The journal Antiquity has a tribute to the late Bill Solheim written by Prof Miriam Stark of the University of Hawaii.

solheim1

Dr Wilhelm G. Solheim II
Appreciation by Miriam Stark
Continue reading Tribute to Bill Solheim in Antiquity

Public Lecture: Archaeology of the Middle Mekong Basin

Dr. Joyce White of the Institute of Southeast Asian Archaeology will give a talk on the archaeology of Laos in Bangkok next month.

Archaeology of the Middle Mekong Basin: Will knowledge survive development and looting?

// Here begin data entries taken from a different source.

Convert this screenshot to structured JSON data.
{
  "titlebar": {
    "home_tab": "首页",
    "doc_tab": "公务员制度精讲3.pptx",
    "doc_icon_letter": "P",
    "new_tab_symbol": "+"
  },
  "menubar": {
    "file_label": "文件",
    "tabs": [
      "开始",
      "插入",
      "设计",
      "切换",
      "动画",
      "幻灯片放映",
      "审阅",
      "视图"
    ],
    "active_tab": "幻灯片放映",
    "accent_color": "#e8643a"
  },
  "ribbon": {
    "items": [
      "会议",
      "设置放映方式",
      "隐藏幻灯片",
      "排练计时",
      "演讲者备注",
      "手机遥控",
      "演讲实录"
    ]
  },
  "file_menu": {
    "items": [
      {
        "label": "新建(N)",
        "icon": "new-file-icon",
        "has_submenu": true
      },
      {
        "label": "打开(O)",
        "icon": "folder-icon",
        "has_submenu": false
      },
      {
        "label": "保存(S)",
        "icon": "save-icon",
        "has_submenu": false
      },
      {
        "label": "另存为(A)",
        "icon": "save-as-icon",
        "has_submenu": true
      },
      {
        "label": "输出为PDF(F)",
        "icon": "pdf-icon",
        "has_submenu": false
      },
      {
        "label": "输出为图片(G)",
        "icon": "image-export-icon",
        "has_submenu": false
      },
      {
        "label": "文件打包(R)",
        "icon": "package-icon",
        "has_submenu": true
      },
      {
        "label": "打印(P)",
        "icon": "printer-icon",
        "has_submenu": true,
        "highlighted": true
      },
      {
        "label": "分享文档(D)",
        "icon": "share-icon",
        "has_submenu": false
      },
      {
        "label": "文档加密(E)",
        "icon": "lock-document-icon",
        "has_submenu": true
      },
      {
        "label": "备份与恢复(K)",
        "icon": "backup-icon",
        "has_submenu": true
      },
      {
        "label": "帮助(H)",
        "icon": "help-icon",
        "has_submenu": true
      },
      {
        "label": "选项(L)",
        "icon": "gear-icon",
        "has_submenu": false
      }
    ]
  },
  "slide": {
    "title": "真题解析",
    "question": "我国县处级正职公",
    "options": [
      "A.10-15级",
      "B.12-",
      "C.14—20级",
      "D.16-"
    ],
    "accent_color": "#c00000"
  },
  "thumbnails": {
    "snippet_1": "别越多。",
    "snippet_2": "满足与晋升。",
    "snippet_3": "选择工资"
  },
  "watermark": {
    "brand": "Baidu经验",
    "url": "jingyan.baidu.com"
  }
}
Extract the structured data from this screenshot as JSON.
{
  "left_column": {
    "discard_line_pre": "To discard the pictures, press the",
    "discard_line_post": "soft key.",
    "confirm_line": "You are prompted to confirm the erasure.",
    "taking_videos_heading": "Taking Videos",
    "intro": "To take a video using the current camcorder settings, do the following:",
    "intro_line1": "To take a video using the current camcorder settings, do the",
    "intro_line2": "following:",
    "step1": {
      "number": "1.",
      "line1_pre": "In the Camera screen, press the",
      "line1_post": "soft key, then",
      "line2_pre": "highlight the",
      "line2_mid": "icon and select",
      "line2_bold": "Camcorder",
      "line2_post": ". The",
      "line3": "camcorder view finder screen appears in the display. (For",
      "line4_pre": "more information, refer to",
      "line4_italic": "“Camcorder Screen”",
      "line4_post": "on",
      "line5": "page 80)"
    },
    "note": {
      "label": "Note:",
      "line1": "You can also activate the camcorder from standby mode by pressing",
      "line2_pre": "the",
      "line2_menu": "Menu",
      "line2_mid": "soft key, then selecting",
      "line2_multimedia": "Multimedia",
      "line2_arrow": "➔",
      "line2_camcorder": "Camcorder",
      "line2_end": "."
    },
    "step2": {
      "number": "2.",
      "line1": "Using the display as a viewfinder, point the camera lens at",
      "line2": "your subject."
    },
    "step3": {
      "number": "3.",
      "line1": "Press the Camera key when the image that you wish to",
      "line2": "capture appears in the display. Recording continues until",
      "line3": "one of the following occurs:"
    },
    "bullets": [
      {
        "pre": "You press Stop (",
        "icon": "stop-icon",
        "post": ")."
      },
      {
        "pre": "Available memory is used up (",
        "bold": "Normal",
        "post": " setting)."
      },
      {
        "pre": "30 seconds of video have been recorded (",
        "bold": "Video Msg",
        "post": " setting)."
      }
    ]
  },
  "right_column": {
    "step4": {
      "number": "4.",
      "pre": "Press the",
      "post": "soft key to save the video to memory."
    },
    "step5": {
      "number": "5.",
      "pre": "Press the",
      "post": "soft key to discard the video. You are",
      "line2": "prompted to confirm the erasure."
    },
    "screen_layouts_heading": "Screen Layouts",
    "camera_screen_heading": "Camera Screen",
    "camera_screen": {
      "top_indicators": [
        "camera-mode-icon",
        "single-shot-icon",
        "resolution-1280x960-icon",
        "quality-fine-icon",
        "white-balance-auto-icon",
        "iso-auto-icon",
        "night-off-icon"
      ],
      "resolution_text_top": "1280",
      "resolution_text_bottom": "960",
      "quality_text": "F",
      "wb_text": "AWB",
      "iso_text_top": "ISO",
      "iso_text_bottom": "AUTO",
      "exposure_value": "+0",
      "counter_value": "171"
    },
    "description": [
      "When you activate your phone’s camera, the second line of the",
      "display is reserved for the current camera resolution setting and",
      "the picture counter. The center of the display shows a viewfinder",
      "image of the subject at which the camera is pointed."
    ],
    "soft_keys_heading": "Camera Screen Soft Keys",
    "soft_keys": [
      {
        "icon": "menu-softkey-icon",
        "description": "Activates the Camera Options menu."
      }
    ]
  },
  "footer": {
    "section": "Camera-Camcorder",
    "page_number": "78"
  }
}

A talk by Joyce White
Venue: The Siam Society, Bangkok
Date: 8 January 2015
Time: 7.30pm
Continue reading Public Lecture: Archaeology of the Middle Mekong Basin

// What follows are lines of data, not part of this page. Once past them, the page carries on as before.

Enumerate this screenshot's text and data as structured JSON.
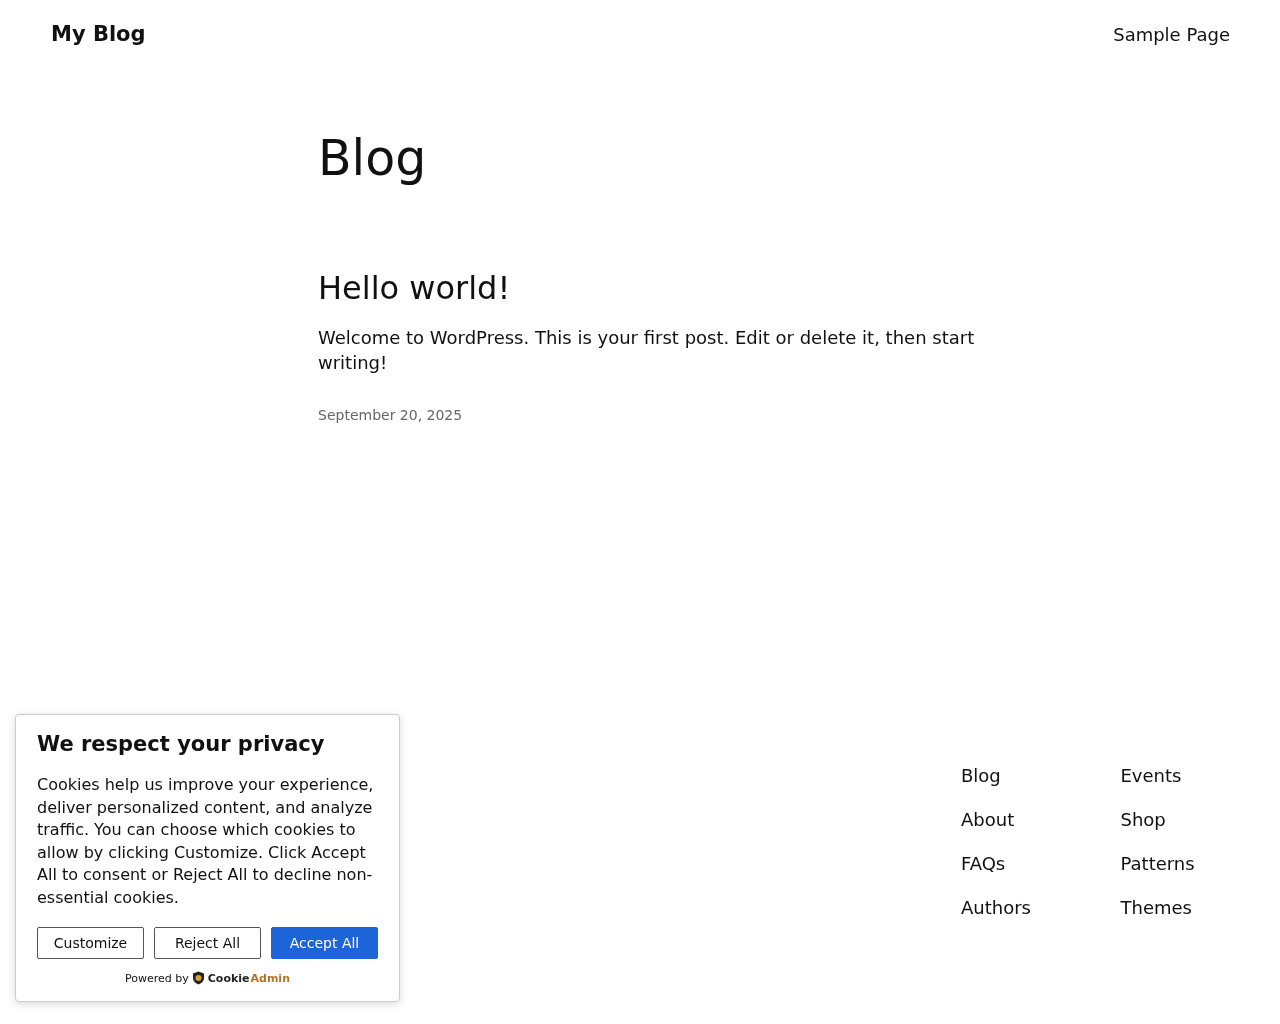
{
  "site": {
    "title": "My Blog",
    "nav": [
      "Sample Page"
    ]
  },
  "page": {
    "title": "Blog"
  },
  "posts": [
    {
      "title": "Hello world!",
      "excerpt": "Welcome to WordPress. This is your first post. Edit or delete it, then start writing!",
      "date": "September 20, 2025"
    }
  ],
  "footer": {
    "columns": [
      [
        "Blog",
        "About",
        "FAQs",
        "Authors"
      ],
      [
        "Events",
        "Shop",
        "Patterns",
        "Themes"
      ]
    ]
  },
  "cookie_banner": {
    "title": "We respect your privacy",
    "text": "Cookies help us improve your experience, deliver personalized content, and analyze traffic. You can choose which cookies to allow by clicking Customize. Click Accept All to consent or Reject All to decline non-essential cookies.",
    "buttons": [
      {
        "label": "Customize",
        "kind": "outline"
      },
      {
        "label": "Reject All",
        "kind": "outline"
      },
      {
        "label": "Accept All",
        "kind": "primary"
      }
    ],
    "powered_by": "Powered by",
    "brand": [
      "Cookie",
      "Admin"
    ]
  }
}
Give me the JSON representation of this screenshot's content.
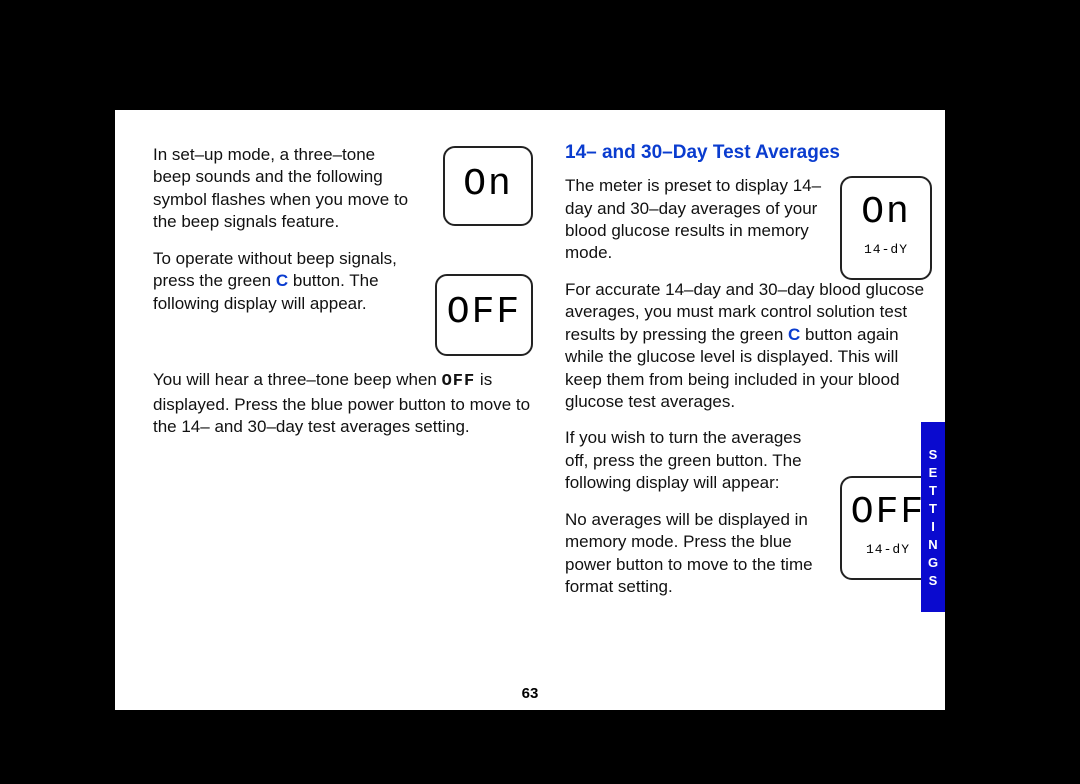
{
  "left": {
    "p1": "In set–up mode, a three–tone beep sounds and the following symbol flashes when you move to the beep signals feature.",
    "p2a": "To operate without beep signals, press the green ",
    "p2_c": "C",
    "p2b": " button. The following display will appear.",
    "p3a": "You will hear a three–tone beep when ",
    "p3_off": "OFF",
    "p3b": " is displayed. Press the blue power button to move to the 14– and 30–day test averages setting."
  },
  "right": {
    "title": "14– and 30–Day Test Averages",
    "p1": "The meter is preset to display 14–day and 30–day averages of your blood glucose results in memory mode.",
    "p2a": "For accurate 14–day and 30–day blood glucose averages, you must mark control solution test results by pressing the green ",
    "p2_c": "C",
    "p2b": " button again while the glucose level is displayed. This will keep them from being included in your blood glucose test averages.",
    "p3": "If you wish to turn the averages off, press the green button. The following display will appear:",
    "p4": "No averages will be displayed in memory mode. Press the blue power button to move to the time format setting."
  },
  "lcd": {
    "on_left": "On",
    "off_left": "OFF",
    "on_right": "On",
    "on_right_sub": "14-dY",
    "off_right": "OFF",
    "off_right_sub": "14-dY"
  },
  "page_number": "63",
  "side_tab": "SETTINGS"
}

Mellon Postdoctoral Fellowship in the Humanities

Another fellowship opportunity with themes related to the disposal and memorialisation of the dead, which may be of interest to archaeologists. Deadline is 13 January 2015.

We seek scholars interested in the study of cultural practices surrounding the care, disposal, and memorialization of the dead.

Area of specialization is open, but might include religion, history, archaeology, anthropology, material and visual culture, performance studies, or literature, among other possibilities. Candidates should have broad historical and interdisciplinary interests. Women and members of underrepresented minority groups are especially encouraged to apply.

During the first year of the program, the Mellon Postdoctoral Fellow will participate in a year-long faculty seminar led by Associate Professor Hank Glassman (East Asian Languages and Cultures) entitled “Attending to the Dead: Mortality, Memory, and Material Culture.” Applicants should make clear the nature of their potential contributions to this interdisciplinary seminar. A seminar in the cultural history of death, it will focus on the distillation and concretization of memory and affect in the form of monuments, gravestones, relics, paintings, sound recordings, photographs, and other objects.

More details here.